8 Ways to Take Care of Your Eyes


Did you know that 30% of all adults in the United States will experience some stage of vision loss in their lifetime? Although eye disorders are common, it is also important to understand that there are many ways to protect our vision. Here are 8 essential tips for taking care of your eyes.

Eat A Healthy Diet 

You should eat plenty of fruits and vegetables, which provide antioxidants and other nutrients that promote eye health. Leafy green vegetables have lutein and zeaxanthin, which help protect against age-related macular degeneration (AMD), a disease that can cause blindness in older people. Tomatoes, spinach, and other leafy greens also contain lycopene, which is an effective antioxidant that helps prevent macular degeneration as well as other types of cancer.

Wear Prescription Safety Glasses 

If you wear prescription safety glasses, make sure they have 100 percent UV protection. If not, get some that do. Also, make sure they have side shields that wrap around your ears, to protect from flying objects. If you wear contacts, ask your optometrist if he or she recommends daily use of contact lens solutions that fight against infections caused by bacteria and viruses like MRSA.

Have Regular Eye Exams

The first step in protecting your eyes is to have regular eye exams. These exams should include dilating your pupils, which makes them more sensitive to light. This allows the doctor to check for signs of eye disease more easily. It’s recommended that you have an eye exam every 12 months and more often if you have a family history of certain conditions such as glaucoma or diabetes. If you wear contact lenses, it’s even more important to visit the eye doctor regularly — at least once a year.


No Eye Rubbing 

Don’t rub your eyes or press on them with your fingers. This will only cause irritation and make your eyes red, swollen and itchy. If you need to remove something from your eye, gently dab away the foreign object with a clean tissue or washcloth.

Don’t Smoke

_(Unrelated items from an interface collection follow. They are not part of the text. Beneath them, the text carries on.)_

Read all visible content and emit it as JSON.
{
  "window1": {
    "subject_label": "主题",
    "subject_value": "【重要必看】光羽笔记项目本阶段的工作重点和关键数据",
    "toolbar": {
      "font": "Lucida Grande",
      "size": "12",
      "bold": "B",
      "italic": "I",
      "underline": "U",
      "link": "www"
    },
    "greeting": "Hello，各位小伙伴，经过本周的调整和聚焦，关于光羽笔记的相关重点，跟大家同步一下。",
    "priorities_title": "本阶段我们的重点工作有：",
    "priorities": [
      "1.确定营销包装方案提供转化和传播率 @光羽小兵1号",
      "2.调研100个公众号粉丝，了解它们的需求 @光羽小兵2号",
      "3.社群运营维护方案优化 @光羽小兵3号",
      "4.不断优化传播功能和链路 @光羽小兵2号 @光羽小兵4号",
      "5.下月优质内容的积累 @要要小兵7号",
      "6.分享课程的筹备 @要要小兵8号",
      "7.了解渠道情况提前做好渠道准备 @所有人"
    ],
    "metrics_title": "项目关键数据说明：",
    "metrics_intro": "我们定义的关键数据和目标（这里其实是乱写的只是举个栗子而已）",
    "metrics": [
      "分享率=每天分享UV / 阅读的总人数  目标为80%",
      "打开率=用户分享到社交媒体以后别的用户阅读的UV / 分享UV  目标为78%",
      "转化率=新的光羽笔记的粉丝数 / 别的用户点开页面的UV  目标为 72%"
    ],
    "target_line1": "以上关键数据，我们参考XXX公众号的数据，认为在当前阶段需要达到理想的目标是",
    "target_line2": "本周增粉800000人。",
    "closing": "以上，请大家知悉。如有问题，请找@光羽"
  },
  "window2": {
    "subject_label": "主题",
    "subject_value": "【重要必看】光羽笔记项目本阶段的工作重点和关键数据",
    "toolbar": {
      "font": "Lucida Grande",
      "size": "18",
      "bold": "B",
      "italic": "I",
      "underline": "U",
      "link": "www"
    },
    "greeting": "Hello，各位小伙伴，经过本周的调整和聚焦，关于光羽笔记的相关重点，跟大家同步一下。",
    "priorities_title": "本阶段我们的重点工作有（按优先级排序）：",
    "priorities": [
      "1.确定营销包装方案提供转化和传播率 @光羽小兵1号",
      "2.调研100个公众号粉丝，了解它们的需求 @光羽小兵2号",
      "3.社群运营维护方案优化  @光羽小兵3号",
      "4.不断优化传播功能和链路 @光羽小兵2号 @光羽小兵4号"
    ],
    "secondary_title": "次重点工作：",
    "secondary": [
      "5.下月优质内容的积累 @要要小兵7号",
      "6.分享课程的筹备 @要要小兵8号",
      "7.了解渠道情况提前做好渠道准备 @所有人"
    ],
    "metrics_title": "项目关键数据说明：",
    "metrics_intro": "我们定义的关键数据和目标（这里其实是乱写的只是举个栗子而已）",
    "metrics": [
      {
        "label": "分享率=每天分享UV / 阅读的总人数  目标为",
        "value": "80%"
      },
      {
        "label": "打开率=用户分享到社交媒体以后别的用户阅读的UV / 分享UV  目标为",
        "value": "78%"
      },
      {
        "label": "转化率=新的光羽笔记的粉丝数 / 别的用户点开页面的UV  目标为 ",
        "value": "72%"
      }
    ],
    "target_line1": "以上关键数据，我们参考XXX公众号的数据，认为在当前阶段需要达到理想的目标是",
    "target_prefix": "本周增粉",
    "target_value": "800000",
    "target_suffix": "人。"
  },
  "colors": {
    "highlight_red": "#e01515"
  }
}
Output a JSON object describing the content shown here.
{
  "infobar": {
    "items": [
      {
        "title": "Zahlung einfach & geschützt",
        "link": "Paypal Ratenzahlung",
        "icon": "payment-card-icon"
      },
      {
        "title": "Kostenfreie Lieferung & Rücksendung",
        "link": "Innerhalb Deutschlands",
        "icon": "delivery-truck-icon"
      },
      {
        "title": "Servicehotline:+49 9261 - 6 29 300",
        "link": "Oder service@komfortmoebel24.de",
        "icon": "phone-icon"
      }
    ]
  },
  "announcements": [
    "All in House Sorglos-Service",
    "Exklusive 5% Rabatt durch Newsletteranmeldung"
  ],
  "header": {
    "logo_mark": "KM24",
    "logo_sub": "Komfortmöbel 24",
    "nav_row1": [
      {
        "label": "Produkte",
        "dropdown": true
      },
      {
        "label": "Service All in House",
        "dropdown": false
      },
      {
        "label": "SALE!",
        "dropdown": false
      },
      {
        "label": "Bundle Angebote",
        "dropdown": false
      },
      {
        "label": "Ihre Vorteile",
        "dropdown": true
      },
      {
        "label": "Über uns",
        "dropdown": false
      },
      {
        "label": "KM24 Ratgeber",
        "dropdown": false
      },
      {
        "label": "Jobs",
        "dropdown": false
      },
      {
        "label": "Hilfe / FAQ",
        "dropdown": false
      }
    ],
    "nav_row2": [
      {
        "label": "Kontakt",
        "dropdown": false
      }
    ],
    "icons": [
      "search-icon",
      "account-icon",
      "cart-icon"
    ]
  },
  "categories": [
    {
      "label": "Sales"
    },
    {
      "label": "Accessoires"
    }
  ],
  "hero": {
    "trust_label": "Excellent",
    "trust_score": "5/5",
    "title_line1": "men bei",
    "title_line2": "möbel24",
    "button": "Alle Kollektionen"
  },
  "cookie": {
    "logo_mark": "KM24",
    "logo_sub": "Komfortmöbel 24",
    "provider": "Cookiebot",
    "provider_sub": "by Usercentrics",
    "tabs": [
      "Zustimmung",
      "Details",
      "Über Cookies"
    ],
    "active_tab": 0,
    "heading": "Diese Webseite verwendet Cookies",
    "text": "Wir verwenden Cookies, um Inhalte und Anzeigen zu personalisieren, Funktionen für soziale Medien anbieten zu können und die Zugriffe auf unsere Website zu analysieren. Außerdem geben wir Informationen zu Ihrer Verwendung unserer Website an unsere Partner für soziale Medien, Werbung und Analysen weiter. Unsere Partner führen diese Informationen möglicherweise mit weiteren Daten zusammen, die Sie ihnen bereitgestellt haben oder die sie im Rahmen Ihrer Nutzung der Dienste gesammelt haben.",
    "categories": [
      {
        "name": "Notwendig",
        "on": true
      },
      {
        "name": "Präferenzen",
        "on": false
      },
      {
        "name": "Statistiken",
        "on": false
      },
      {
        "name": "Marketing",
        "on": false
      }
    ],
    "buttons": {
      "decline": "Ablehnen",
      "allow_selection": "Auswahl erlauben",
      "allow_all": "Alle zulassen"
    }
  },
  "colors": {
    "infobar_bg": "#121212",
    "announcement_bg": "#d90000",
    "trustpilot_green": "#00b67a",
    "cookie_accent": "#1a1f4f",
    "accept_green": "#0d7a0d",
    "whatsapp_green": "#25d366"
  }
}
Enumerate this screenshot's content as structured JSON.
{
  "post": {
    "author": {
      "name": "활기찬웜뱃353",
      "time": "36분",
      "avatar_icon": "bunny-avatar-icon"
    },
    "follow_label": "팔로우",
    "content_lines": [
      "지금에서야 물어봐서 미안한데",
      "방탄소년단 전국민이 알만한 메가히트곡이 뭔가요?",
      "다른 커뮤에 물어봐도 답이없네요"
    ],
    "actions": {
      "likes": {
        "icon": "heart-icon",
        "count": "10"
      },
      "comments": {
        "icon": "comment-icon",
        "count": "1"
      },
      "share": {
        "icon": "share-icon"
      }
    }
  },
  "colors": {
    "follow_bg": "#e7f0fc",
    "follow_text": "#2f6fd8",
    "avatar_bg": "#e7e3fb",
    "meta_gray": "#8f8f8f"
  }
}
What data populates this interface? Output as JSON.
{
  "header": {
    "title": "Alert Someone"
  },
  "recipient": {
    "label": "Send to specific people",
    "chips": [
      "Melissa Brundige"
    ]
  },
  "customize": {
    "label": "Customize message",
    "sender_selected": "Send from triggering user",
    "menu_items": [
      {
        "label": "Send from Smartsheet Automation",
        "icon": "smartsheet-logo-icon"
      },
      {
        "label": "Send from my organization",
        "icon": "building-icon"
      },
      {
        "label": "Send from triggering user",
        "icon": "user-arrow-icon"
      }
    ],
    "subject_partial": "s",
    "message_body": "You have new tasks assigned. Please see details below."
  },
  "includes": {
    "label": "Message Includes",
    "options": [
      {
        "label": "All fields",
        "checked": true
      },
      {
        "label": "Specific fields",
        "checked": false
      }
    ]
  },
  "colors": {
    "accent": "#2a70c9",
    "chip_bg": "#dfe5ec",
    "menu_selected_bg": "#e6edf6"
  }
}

If you’re a smoker, consider quitting. Talk with your doctor about ways to help you stop smoking or cut back on how much you smoke. Smoking cessation programs and counseling services are available at no cost through the National Cancer Institute’s Tobacco Treatment Locator, which offers free tobacco cessation counseling and referrals to local treatment providers in every state.